Thursday, August 14, 2008

Smashing Pumpkins at the Tennessee Theatre

Two posts in one day? I know, what is this blog and what have we done with the Sunsphere?

It's just that Billy Corgan told me last night at the Tennessee Theatre to write on my blog: "he's still crazy, but he can still rock." That was just before he dedicated "Today" to me.

Ok, he didn't really tell me that personally or sing "Today" just for me, but it sure feels that way when you're taking in a rock show at the Tennessee Theatre.

I must confess, I'm not a die-hard Smashing Pumpkins fan, but I adored them at the height of their career and knew that if I ever planned to take in a concert the Tennessee Theatre would be the place to do it. And it was. The theatre in all it's restored glory almost seemed like a sixth member of the band. The soft blue glow of the ceiling and red lights on the walls made me feel like I was an extra in a Pumpkins video.

But of course, the Smashing Pumpkins are not quite what they were 12 years ago. James Iha and D'arcy have gone their separate ways and although they were never the creative forces behind the group and although they've been replaced, it still feels like they should be there.

I bought the tickets knowing that they'd be playing a good bit of stuff from their new album, Zeitgeist. I wasn't terribly familiar with it, but after hearing a few songs off it last night I can say it's OK, not great, but OK. Judging by the crowd's reaction, I wasn't the only one who thought that.

I still got out of the show what I hoped for: a classic alternative rock concert. The Pumpkins don't disappoint in that aspect, and Corgan was sure to let us all know that they'll keep on alt-rocking even as American Idol and emo rock dominate pop music. They also shared a few old favorites like "Tonight, Tonight" and "Bullet With Butterfly Wings" and closed the show with their own interpretation of a Pink Floyd song (not sure which one) that went on for a good 20 minutes ... or at least felt like it did.

The encore sold me, bizarre as it was. The band pulled out kazoos. And sang Mungo Jerry's "In the Summertime." My boyfriend hated it. He was hoping for "Cherub Rock" or something along the lines. But it's those off-the-wall surprises that I go to concerts for.

I'll deduct three wigs for the quality of the new tunes (the Russian judge wanted to take away five) and give it seven wigs.


B said...

I, too, was there. I was having a great time up until Billy Corgan said, "We f@#!ing rock and you know it. And they know it out there. Everyone knows it."


I'm giving him the benefit of the doubt. I'm sure he's just as upset that things aren't what they used to be.

After this comment, they went into heavy metal jam time for forever, where I sat down. My mind began drifting until someone a few seats down screamed, "You arrogant prick! Play something good!"

and what I have to say to that is that everyone who bought a ticket knew what they were getting themselves into. I was even getting the feeling that Billy Corgan wanted us to dislike him a little.

All in all, I'm glad I went. I can't dislike them for what they have become no matter how much I may want to. Maybe they'll come back around, but even if they don't, I'll always love them.

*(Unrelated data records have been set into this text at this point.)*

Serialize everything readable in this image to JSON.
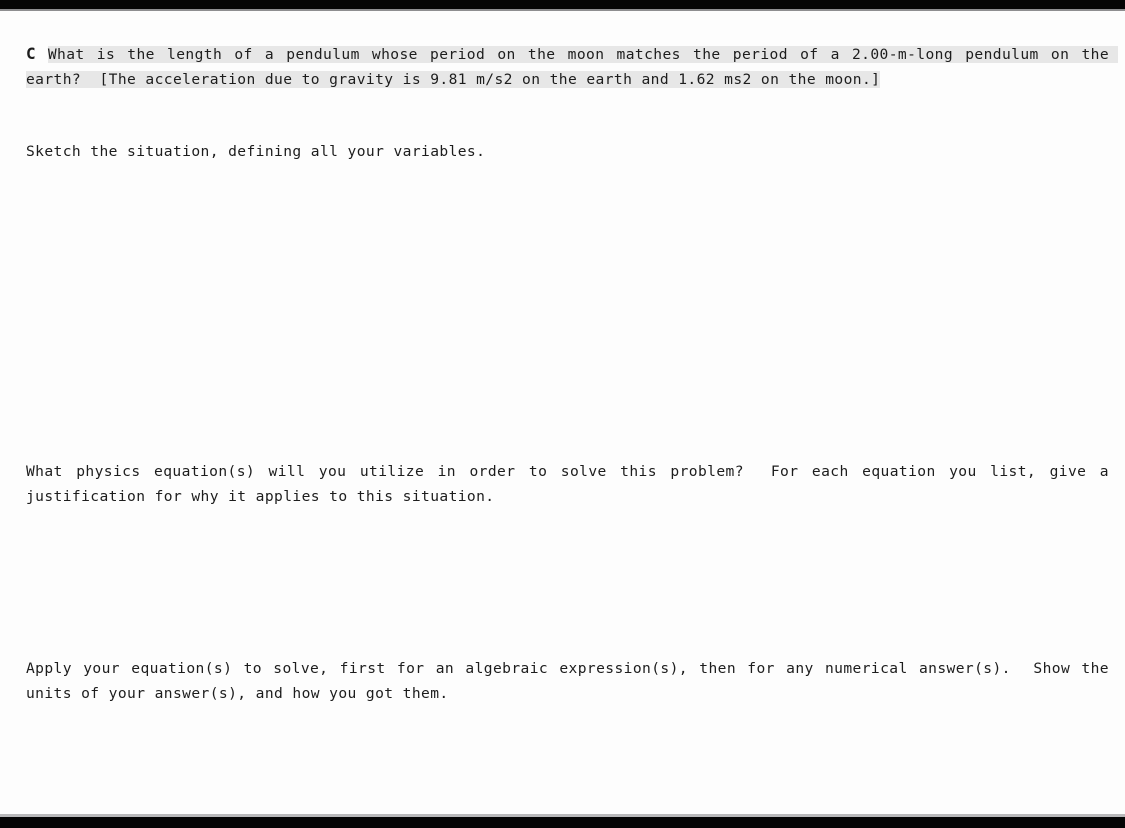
{
  "document": {
    "type": "physics-worksheet-scan",
    "question_label": "C",
    "problem_statement": "What is the length of a pendulum whose period on the moon matches the period of a 2.00-m-long pendulum on the earth?  [The acceleration due to gravity is 9.81 m/s2 on the earth and 1.62 ms2 on the moon.]",
    "prompts": {
      "sketch": "Sketch the situation, defining all your variables.",
      "equations": "What physics equation(s) will you utilize in order to solve this problem?  For each equation you list, give a justification for why it applies to this situation.",
      "apply": "Apply your equation(s) to solve, first for an algebraic expression(s), then for any numerical answer(s).  Show the units of your answer(s), and how you got them."
    },
    "values": {
      "pendulum_length_earth": "2.00-m",
      "gravity_earth": "9.81 m/s2",
      "gravity_moon": "1.62 ms2"
    },
    "colors": {
      "highlight": "#e7e7e7",
      "text": "#1d1d1d",
      "page": "#fdfdfd",
      "scan_bar": "#050505"
    }
  }
}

Mickey said...

There was a time when I wouldn't have hesitated to shell out $50 to see the Pumpkins: maybe ten years ago. These days that's a little rich to see a band that probably resents it's earlier work, which of course is the stuff we all want to hear.

I was still mighty tempted, but in the end I think all I really want out of them is to listen to Gish really loud while driving with my windows down, thinking about the times when I thought I had it all figured out.

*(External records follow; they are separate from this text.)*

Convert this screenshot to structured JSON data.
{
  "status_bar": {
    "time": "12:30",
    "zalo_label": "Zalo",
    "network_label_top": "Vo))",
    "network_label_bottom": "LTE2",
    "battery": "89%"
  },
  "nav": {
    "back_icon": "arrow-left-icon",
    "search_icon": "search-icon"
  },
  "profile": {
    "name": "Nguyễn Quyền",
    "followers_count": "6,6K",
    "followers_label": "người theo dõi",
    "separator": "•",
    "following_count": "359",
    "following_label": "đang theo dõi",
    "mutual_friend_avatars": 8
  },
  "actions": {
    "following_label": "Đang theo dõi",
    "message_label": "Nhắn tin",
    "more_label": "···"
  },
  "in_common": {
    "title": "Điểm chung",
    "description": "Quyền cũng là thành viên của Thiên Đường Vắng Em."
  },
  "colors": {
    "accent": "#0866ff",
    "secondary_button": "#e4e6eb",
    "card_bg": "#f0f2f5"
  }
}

The Modern Gal said...

I had forgotten he said that. At the beginning, I was hoping he would just keep his mouth shut.

I escaped for the restroom when they went into their jam.